The Loss Of Treasures
(November 17 2011)
NURSE: He’ll be discharged tomorrow. I’ll give him the phone. … Hey, Peter, here’s the phone for you, honey.
PETER: Hello there. Who’s that?
Me. So you’ve got the nurses all charmed. First names. Terms of endearment. HONEY!
It’s you. Hello, boy. What’s the news?
They intend to chuck you out tomorrow. You’re well enough to leave.
That’s news to me. You know more that I do. Where am I going?
Back to Phil and Yvonne’s in Levin.
That’s good news, but it’s a lot for them to manage.
They’re trying to arrange some extra help. It’ll work out.
What else has been happening since I’ve been laid up in here?
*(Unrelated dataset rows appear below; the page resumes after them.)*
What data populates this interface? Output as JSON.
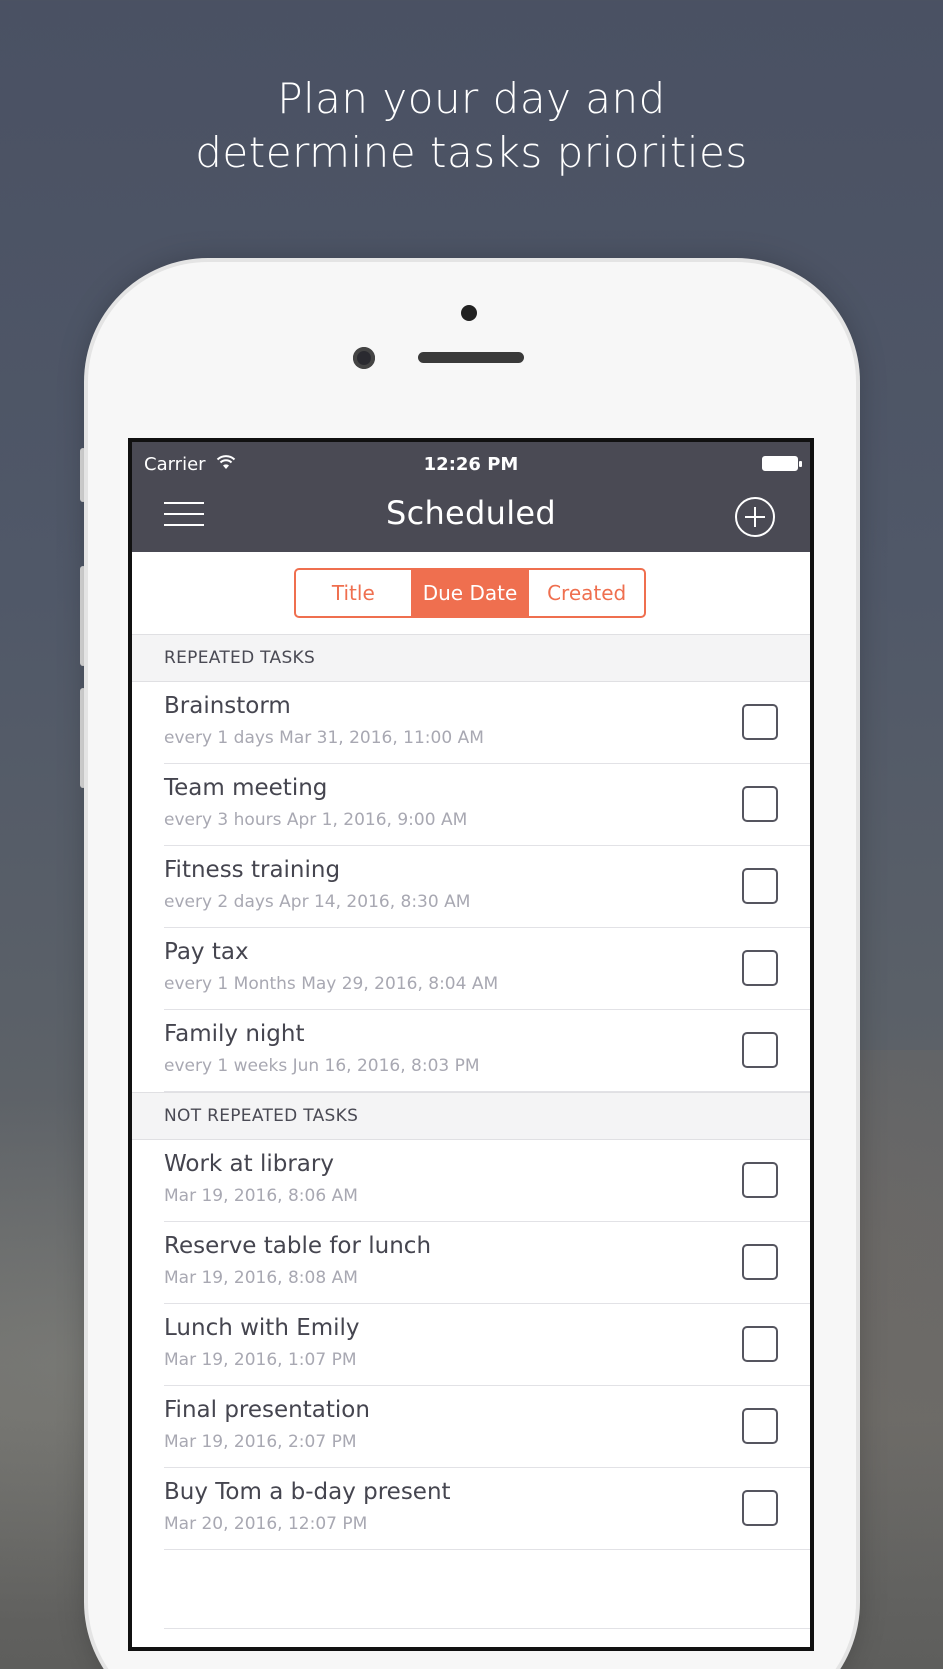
{
  "headline": {
    "line1": "Plan your day and",
    "line2": "determine tasks priorities"
  },
  "status_bar": {
    "carrier": "Carrier",
    "time": "12:26 PM",
    "wifi_icon": "wifi-icon",
    "battery_icon": "battery-icon"
  },
  "nav": {
    "title": "Scheduled",
    "menu_icon": "hamburger-menu-icon",
    "add_icon": "plus-circle-icon"
  },
  "sort_tabs": [
    {
      "label": "Title",
      "active": false
    },
    {
      "label": "Due Date",
      "active": true
    },
    {
      "label": "Created",
      "active": false
    }
  ],
  "sections": {
    "repeated": {
      "header": "REPEATED TASKS",
      "tasks": [
        {
          "title": "Brainstorm",
          "subtitle": "every 1 days Mar 31, 2016, 11:00 AM",
          "done": false
        },
        {
          "title": "Team meeting",
          "subtitle": "every 3 hours Apr 1, 2016, 9:00 AM",
          "done": false
        },
        {
          "title": "Fitness training",
          "subtitle": "every 2 days Apr 14, 2016, 8:30 AM",
          "done": false
        },
        {
          "title": "Pay tax",
          "subtitle": "every 1 Months May 29, 2016, 8:04 AM",
          "done": false
        },
        {
          "title": "Family night",
          "subtitle": "every 1 weeks Jun 16, 2016, 8:03 PM",
          "done": false
        }
      ]
    },
    "not_repeated": {
      "header": "NOT REPEATED TASKS",
      "tasks": [
        {
          "title": "Work at library",
          "subtitle": "Mar 19, 2016, 8:06 AM",
          "done": false
        },
        {
          "title": "Reserve table for lunch",
          "subtitle": "Mar 19, 2016, 8:08 AM",
          "done": false
        },
        {
          "title": "Lunch with Emily",
          "subtitle": "Mar 19, 2016, 1:07 PM",
          "done": false
        },
        {
          "title": "Final presentation",
          "subtitle": "Mar 19, 2016, 2:07 PM",
          "done": false
        },
        {
          "title": "Buy Tom a b-day present",
          "subtitle": "Mar 20, 2016, 12:07 PM",
          "done": false
        }
      ]
    }
  },
  "colors": {
    "accent": "#ef6f4f",
    "nav_bar": "#4a4a54"
  }
}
A flurry of emails about the book, including one from Robyn Wilson thanking you for signing her copy. She said, ‘the book launch has been the highlight of my time working in this library.’
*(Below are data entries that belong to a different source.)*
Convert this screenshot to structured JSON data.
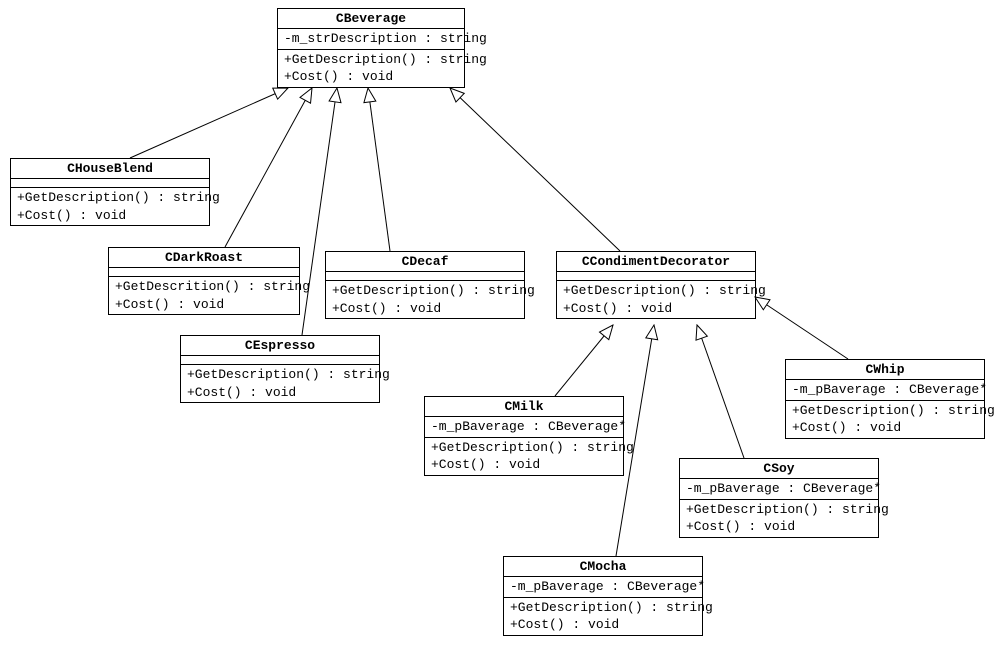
{
  "diagram": {
    "type": "UML class diagram",
    "description": "Decorator design pattern for beverages",
    "relationships": [
      {
        "from": "CHouseBlend",
        "to": "CBeverage",
        "type": "inheritance"
      },
      {
        "from": "CDarkRoast",
        "to": "CBeverage",
        "type": "inheritance"
      },
      {
        "from": "CEspresso",
        "to": "CBeverage",
        "type": "inheritance"
      },
      {
        "from": "CDecaf",
        "to": "CBeverage",
        "type": "inheritance"
      },
      {
        "from": "CCondimentDecorator",
        "to": "CBeverage",
        "type": "inheritance"
      },
      {
        "from": "CMilk",
        "to": "CCondimentDecorator",
        "type": "inheritance"
      },
      {
        "from": "CMocha",
        "to": "CCondimentDecorator",
        "type": "inheritance"
      },
      {
        "from": "CSoy",
        "to": "CCondimentDecorator",
        "type": "inheritance"
      },
      {
        "from": "CWhip",
        "to": "CCondimentDecorator",
        "type": "inheritance"
      }
    ]
  },
  "classes": {
    "cbeverage": {
      "name": "CBeverage",
      "attr1": "-m_strDescription : string",
      "op1": "+GetDescription() : string",
      "op2": "+Cost() : void"
    },
    "chouseblend": {
      "name": "CHouseBlend",
      "op1": "+GetDescription() : string",
      "op2": "+Cost() : void"
    },
    "cdarkroast": {
      "name": "CDarkRoast",
      "op1": "+GetDescrition() : string",
      "op2": "+Cost() : void"
    },
    "cespresso": {
      "name": "CEspresso",
      "op1": "+GetDescription() : string",
      "op2": "+Cost() : void"
    },
    "cdecaf": {
      "name": "CDecaf",
      "op1": "+GetDescription() : string",
      "op2": "+Cost() : void"
    },
    "ccondimentdecorator": {
      "name": "CCondimentDecorator",
      "op1": "+GetDescription() : string",
      "op2": "+Cost() : void"
    },
    "cmilk": {
      "name": "CMilk",
      "attr1": "-m_pBaverage : CBeverage*",
      "op1": "+GetDescription() : string",
      "op2": "+Cost() : void"
    },
    "cmocha": {
      "name": "CMocha",
      "attr1": "-m_pBaverage : CBeverage*",
      "op1": "+GetDescription() : string",
      "op2": "+Cost() : void"
    },
    "csoy": {
      "name": "CSoy",
      "attr1": "-m_pBaverage : CBeverage*",
      "op1": "+GetDescription() : string",
      "op2": "+Cost() : void"
    },
    "cwhip": {
      "name": "CWhip",
      "attr1": "-m_pBaverage : CBeverage*",
      "op1": "+GetDescription() : string",
      "op2": "+Cost() : void"
    }
  }
}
That girl knows how to spread the butter — and I missed the whole thing! What else has happened?
Your brother John emailed from London. He thinks your dad probably just gave away his scholarship prize book — The Complete Works of William Shakespeare.
Dad had a thing about giving things away, and Dora used to complain bitterly at times. But it was done on the spur of the moment, and she got quite irate, but he just did it. I can imagine him just giving it as a gift to someone who happened to show some interest in it. He didn’t realise how other people might value something, not for the monetary value but for the history and feeling associated with it by all his family.
This failure to realise how other people might feel can apply to all sorts of things. I remember when Palmerston North seemed more like a little township. Of course it went on to grow suburbs. It’s what they call ‘the process of development’. And the shops got bigger and better, and I recall that when the mothers or aunts wanted an outing, a bit of a treat, they’d first go and do their shopping, always carrying a basket with a loop handle, and with their arm through that handle, standard equipment in those days — they all had them, and when they’d done the shopping they’d go into the tearooms for a rest and a cup of tea, proper tea, not the cheap stuff that someone called ‘posts and rails’ because it had twigs in it, but fine quality tea. And if we boys were lucky enough to be included we’d regard the whole thing as a very pleasant interlude. Rosco’s was popular, and well known for their food. In fact some of mum’s friends, two or three of them, from her Polish lot, came in from Halcombe, and they had a contract with the owners, and they made a great job of it.
I don’t recall the exact sequence of events with those women running it, but they made sure the place had a bit of class. They even had a pianist in the dining hall, playing away. A bit monotonous for us kids, just tinkling away. But what impressed me without fail was the wall panelling. It was magnificent. There were big uprights, spectacular, quite something to look at, and even though us boys were mainly interested in the food, the panelling really added to our experience, more than the piano or the starched aprons, and it made us feel we were really having a treat, quite something, such grandeur and opulence. Now, don’t get me wrong, I think the library’s done a great job turning that building into such a wonderful library, but somewhere along the way all that beautiful, attractive timber was ripped out. And that annoyed me. Why rip out something so full of history, and so beautiful?
I can’t understand why — can’t figure it out. It amazed and saddened me. It had so many memories, and once it’s gone — it’s GONE FOREVER. Their word for it is ‘reconstruction’, but it amazes me. It’s really vandalism.